"What's that you're reading there?"
"Thomas Pynchon, Against the Day."
"Whew! Good luck!"
Well, reviews were mixed. And the length is intimidating.
This era of the blog post, the YouTube clip, and the Tweet seems wholly unpropitious for the large-scale 800-1000-page novel -- yet they keep popping over the horizon: Against the Day, Jonathan Littell's The Kindly Ones, Alexander Theroux's Laura Warholic, Joshua Cohen's Witz, and a new one by William Vollmann every six months. Who is reading these?

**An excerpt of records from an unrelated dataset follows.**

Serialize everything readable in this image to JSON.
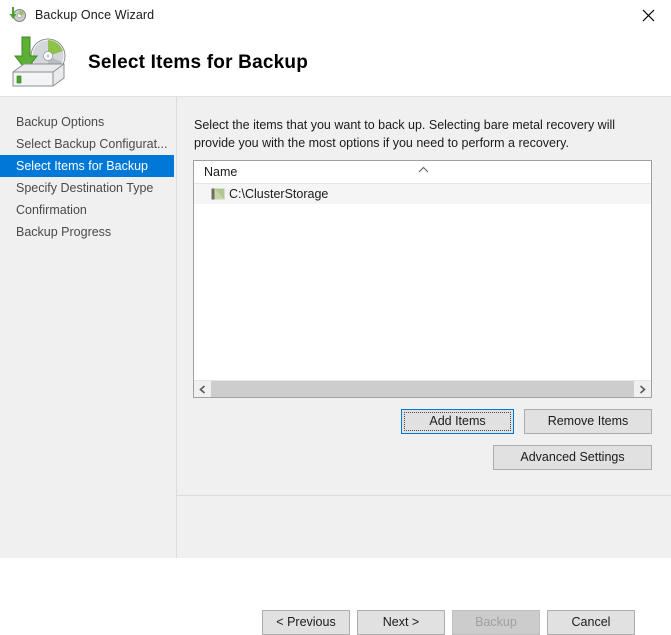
{
  "window": {
    "title": "Backup Once Wizard",
    "title_icon": "backup-disc-icon",
    "close_icon": "close-icon"
  },
  "header": {
    "icon": "backup-to-disk-icon",
    "title": "Select Items for Backup"
  },
  "sidebar": {
    "items": [
      {
        "label": "Backup Options",
        "active": false
      },
      {
        "label": "Select Backup Configurat...",
        "active": false
      },
      {
        "label": "Select Items for Backup",
        "active": true
      },
      {
        "label": "Specify Destination Type",
        "active": false
      },
      {
        "label": "Confirmation",
        "active": false
      },
      {
        "label": "Backup Progress",
        "active": false
      }
    ]
  },
  "main": {
    "instructions": "Select the items that you want to back up. Selecting bare metal recovery will provide you with the most options if you need to perform a recovery.",
    "list": {
      "column_header": "Name",
      "sort_indicator": "sort-ascending-icon",
      "rows": [
        {
          "label": "C:\\ClusterStorage",
          "icon": "folder-icon"
        }
      ],
      "scrollbar": {
        "left_arrow": "chevron-left-icon",
        "right_arrow": "chevron-right-icon"
      }
    },
    "buttons": {
      "add_items": "Add Items",
      "remove_items": "Remove Items",
      "advanced_settings": "Advanced Settings"
    }
  },
  "footer": {
    "previous": "< Previous",
    "next": "Next >",
    "backup": "Backup",
    "cancel": "Cancel"
  },
  "colors": {
    "accent": "#0078d7",
    "body_background": "#f0f0f0",
    "button_face": "#e1e1e1",
    "disabled_text": "#a0a0a0"
  }
}
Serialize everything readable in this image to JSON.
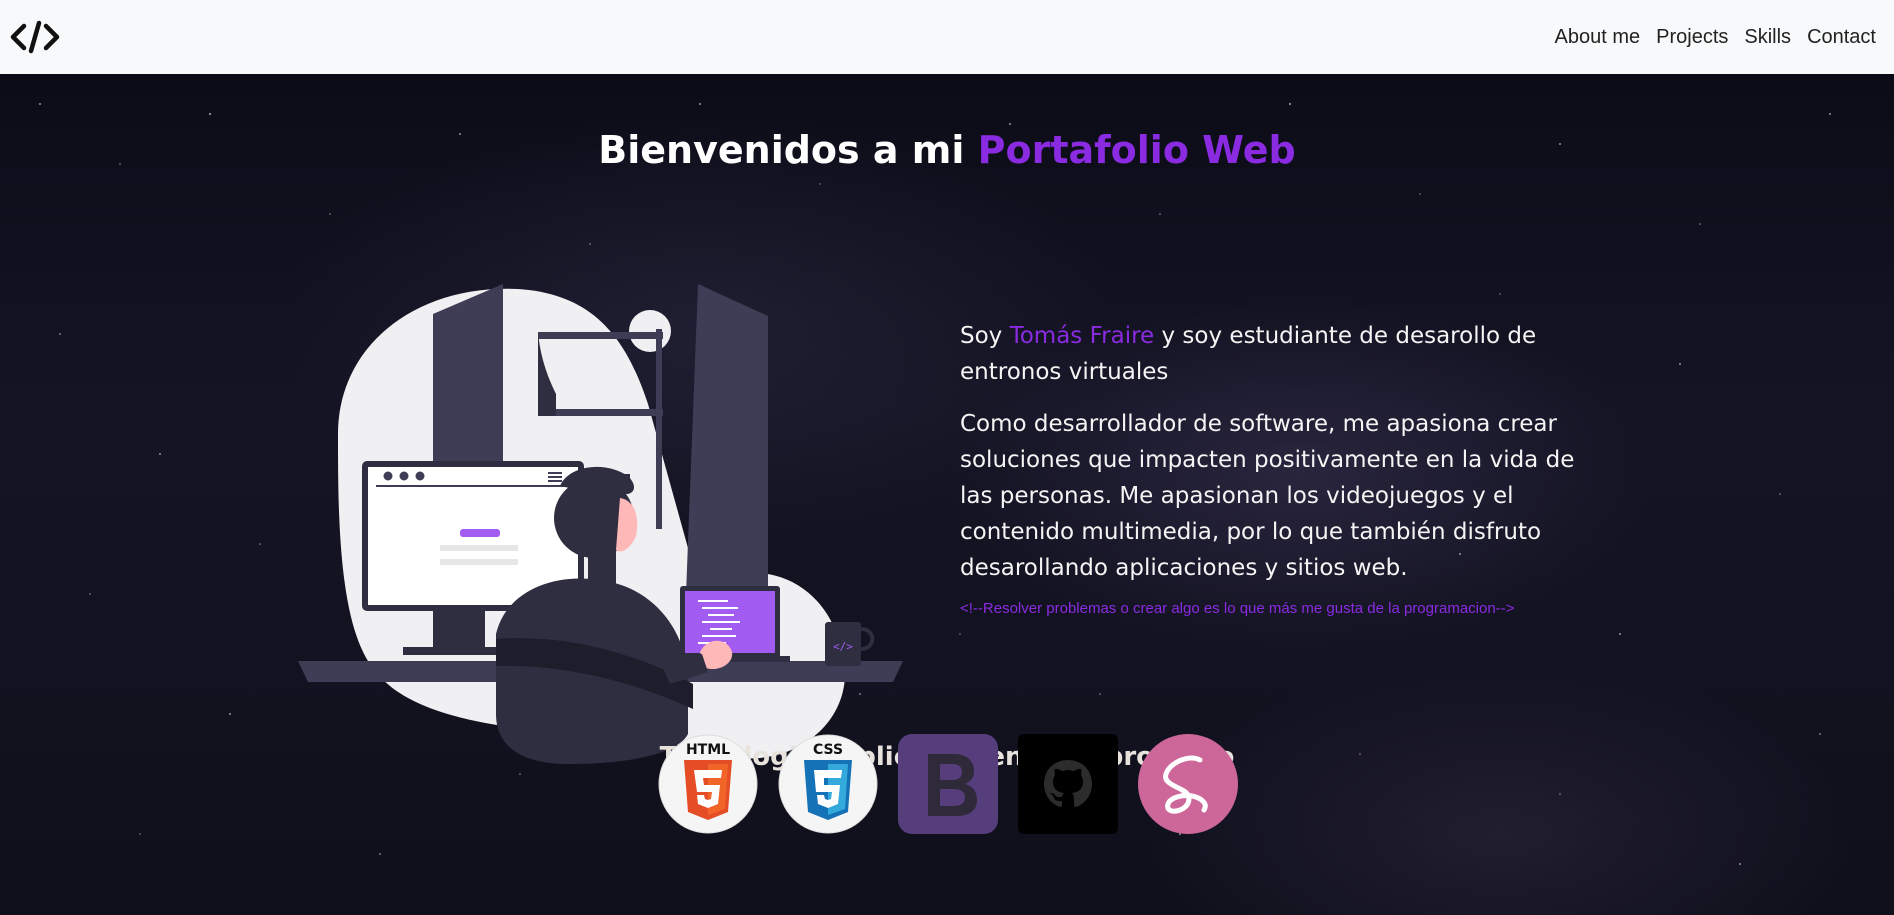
{
  "navbar": {
    "brand_icon": "code-brackets-icon",
    "links": [
      "About me",
      "Projects",
      "Skills",
      "Contact"
    ]
  },
  "hero": {
    "title_prefix": "Bienvenidos a mi ",
    "title_accent": "Portafolio Web"
  },
  "about": {
    "intro_prefix": "Soy ",
    "name": "Tomás Fraire",
    "intro_suffix": " y soy estudiante de desarollo de entronos virtuales",
    "description": "Como desarrollador de software, me apasiona crear soluciones que impacten positivamente en la vida de las personas. Me apasionan los videojuegos y el contenido multimedia, por lo que también disfruto desarollando aplicaciones y sitios web.",
    "comment": "<!--Resolver problemas o crear algo es lo que más me gusta de la programacion-->"
  },
  "tech": {
    "title": "Tecnologias aplicadas en este proyecto",
    "html_label": "HTML",
    "css_label": "CSS",
    "icons": [
      "html5-icon",
      "css3-icon",
      "bootstrap-icon",
      "github-icon",
      "sass-icon"
    ]
  },
  "colors": {
    "accent": "#8a2be2",
    "navbar_bg": "#f8f9fa",
    "page_bg": "#10101c"
  }
}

Are even the reviewers reading them (see Jack Green's Fire the Bastards!)?
There is an Against the Day readers website --
, part of a larger Pynchon website -- with acres of helpful annotations and indices, so obviously the book has its devotees, length notwithstanding.
I recall that my daughters were not dismayed as the later volumes in the Harry Potter series grew longer and longer -- if you're reading the book just for the sheer pleasure of reading it, more is better, perhaps, as three scoops of ice cream are better than two. Likewise, Stephen King's readers seem not at all put off by the length of The Stand, say.
But -- when a book is reputed to be complex, ambitious, intellectual, important, and so on, and it clocks in at, say, 1,087 pages, even serious lit folks (e.g., my faculty colleagues) will probably give it a pass.
Yet writers still read them, publishers still publish them... someone is reading them, in some Anti-Terra inaccessible to me.